Writing a column every day can sometimes be a challenge, in part because of logistics (I have to travel a lot, which can make things complicated), but also because I want to make sure I’m sharing interesting and relevant information.
My task, however, is very easy on certain days. When Economic Freedom of the World is published in the autumn, I know that will be my topic (as it was in 2017, 2016, 2015, etc). My only challenge is to figure out how to keep the column to a manageable size since there’s always so much fascinating data.
Likewise, I know that I have a very easy column about this time of year (2017, 2016, 2015, etc) since that’s when the Social Security Administration (SSA) releases the annual Trustees Report.
It’s an easy column to write, but it’s also depressing since my main goal is to explain that the program already consumes an enormous pile of money and that it will become an every bigger burden in the future.
Here are the 1970-2095 budgetary outlays from the latest report, adjusted for inflation. As you can see, the forecast shows a huge increase in spending.
The good news, as least relatively speaking, is that we’ll also have inflation-adjusted growth between now and 2095, so the numbers aren’t quite as horrifying as they appear. That being said, Social Security inexorably will consume a larger share of the private economy over time.
Now let’s examine a second issue. Most news reports incorrectly focus on the year the Social Security Trust Fund runs out of money.
But since that “Trust Fund” is filled with nothing but IOUs, I think that’s an utterly pointless piece of data. So every year I show the cumulative $43.7 trillion cash-flow deficit in the system. Using inflation-adjusted dollars, of course.
Assuming we don’t reform the program, think of these numbers as a reflection of a built-in future tax hike.
You won’t be surprised to learn, by the way, that politicians such as Barack Obama and Hillary Clinton already have identified their preferred tax hikes to fill this gap.
Let’s wrap up.
Veronique de Rugy of Mercatus accurately summarizes both the problem and the solution.
The single largest government program in the United States will soon have an annual budget of $1 trillion a year. …The program is Social Security, and our national pastime seems to be turning a blind eye to its dysfunctions. …Since 2010, it has been running a cash-flow deficit—meaning that the Social Security payroll taxes the government collects aren’t enough to cover the benefits it’s obliged to pay out. …
Veronique punctures the myth that there’s a “Trust Fund” that can be used to magically pay benefits.

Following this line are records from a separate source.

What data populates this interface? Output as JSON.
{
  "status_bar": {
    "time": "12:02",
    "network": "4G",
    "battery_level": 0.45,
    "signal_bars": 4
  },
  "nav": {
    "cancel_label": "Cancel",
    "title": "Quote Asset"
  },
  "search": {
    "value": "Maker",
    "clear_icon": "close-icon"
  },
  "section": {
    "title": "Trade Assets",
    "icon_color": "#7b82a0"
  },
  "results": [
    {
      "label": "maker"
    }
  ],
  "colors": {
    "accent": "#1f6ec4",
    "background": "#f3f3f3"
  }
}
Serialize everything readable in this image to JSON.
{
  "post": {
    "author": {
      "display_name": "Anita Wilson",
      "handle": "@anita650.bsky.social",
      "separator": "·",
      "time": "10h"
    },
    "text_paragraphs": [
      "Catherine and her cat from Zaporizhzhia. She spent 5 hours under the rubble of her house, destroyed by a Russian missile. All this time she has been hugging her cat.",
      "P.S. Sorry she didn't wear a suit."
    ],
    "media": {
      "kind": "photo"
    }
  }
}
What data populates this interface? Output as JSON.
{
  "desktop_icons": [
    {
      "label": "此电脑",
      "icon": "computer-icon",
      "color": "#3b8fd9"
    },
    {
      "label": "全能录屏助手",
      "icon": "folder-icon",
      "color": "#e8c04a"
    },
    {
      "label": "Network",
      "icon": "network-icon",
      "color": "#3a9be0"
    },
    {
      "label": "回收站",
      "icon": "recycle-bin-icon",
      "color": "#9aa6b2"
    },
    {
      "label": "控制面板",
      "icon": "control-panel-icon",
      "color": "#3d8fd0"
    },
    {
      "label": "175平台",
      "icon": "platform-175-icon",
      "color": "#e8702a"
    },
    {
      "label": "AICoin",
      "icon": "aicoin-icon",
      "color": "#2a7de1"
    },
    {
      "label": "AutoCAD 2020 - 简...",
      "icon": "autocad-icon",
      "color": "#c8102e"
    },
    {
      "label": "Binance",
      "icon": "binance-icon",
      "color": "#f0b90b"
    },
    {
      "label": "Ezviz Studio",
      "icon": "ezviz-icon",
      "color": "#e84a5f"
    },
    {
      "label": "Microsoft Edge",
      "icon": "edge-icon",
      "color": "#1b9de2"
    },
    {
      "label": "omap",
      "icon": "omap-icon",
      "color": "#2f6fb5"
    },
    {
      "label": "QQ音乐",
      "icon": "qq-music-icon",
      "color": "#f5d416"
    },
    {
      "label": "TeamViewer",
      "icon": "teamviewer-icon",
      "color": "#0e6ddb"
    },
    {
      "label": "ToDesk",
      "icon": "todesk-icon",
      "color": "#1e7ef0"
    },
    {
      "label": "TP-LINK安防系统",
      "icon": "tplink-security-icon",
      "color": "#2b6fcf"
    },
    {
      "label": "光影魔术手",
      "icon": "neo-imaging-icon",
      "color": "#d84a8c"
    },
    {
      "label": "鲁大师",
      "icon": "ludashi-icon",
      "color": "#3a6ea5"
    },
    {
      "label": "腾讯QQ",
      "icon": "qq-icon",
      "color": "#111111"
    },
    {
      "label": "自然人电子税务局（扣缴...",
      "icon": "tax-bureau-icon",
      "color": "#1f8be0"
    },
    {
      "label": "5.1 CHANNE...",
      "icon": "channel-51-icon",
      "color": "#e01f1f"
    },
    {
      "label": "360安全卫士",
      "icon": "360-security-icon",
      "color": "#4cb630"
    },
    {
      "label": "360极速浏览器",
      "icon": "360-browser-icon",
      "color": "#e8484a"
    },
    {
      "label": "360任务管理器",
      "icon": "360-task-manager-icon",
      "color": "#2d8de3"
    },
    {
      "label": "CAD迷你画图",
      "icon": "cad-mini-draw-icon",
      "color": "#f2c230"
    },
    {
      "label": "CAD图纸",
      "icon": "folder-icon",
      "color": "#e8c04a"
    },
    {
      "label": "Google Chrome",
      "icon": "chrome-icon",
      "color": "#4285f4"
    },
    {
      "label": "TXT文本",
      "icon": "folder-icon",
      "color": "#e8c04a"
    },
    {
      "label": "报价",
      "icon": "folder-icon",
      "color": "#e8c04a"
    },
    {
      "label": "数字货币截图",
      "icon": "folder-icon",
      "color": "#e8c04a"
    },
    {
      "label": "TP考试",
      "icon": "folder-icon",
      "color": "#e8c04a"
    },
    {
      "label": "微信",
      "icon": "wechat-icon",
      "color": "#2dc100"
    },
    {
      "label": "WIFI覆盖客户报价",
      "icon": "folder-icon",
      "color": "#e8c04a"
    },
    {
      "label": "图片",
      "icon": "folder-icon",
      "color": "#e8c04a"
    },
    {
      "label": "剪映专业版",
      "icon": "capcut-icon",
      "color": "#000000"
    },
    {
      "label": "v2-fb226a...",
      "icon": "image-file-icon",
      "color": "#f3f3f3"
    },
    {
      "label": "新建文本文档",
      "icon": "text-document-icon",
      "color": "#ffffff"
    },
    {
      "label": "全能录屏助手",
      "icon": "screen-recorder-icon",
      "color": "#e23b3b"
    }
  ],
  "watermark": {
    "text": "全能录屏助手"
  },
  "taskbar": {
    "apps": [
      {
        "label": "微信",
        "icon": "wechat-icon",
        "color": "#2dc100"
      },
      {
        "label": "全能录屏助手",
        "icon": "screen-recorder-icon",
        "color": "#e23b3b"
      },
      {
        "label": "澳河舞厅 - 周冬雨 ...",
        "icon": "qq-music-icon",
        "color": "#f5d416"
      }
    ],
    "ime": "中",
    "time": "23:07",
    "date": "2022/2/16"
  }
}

Prior to 2010, the program collected more in payroll taxes than was needed to pay the benefits due at the time. The leftovers were “invested” into Treasury bonds through the so-called Old Age Trust Fund, which is now being drawn down. …In fact, the Treasury bonds are nothing but IOUs. …Treasury…doesn’t have the money: It has already spent it on wars, roads, education, domestic spying, and much more. So when Social Security shows up with its IOUs, Treasury has to borrow to pay the bonds back. …Did you catch that? Past generations of workers paid extra payroll taxes to bulk up the Social Security system. But the government spent that additional revenue on non-retirement activities, so now your children and grandchildren will also have to pay more in taxes to reimburse the program.
So what’s the solution?
Veronique explains we need to reform the system by allowing personal retirement accounts. She was even kind enough to quote me cheerleading for the Australian system.
Congress should shift away from Social Security into a “funded” system based on real savings, much as Australia and others have done. The libertarian economist Daniel J. Mitchell notes that, starting in the ’80s and ’90s, that country has required workers to put 9.5 percent of their income into a personal retirement account. As a safety net—but not as a default—Australians with limited savings are guaranteed a basic pension. That program has generated big increases in wealth. Meanwhile, Social Security has generated big deficits and discouraged private saving. Who would you have emulate the other?
Though I’m ecumenical. I also have written favorably about the Chilean system, the Hong Kong system, the Swiss system, the Dutch system, the Swedish system. Heck, I even like the system in thee Faroe Islands.
The bottom line is that there’s been a worldwide revolution in favor of private savings and the United States is falling behind.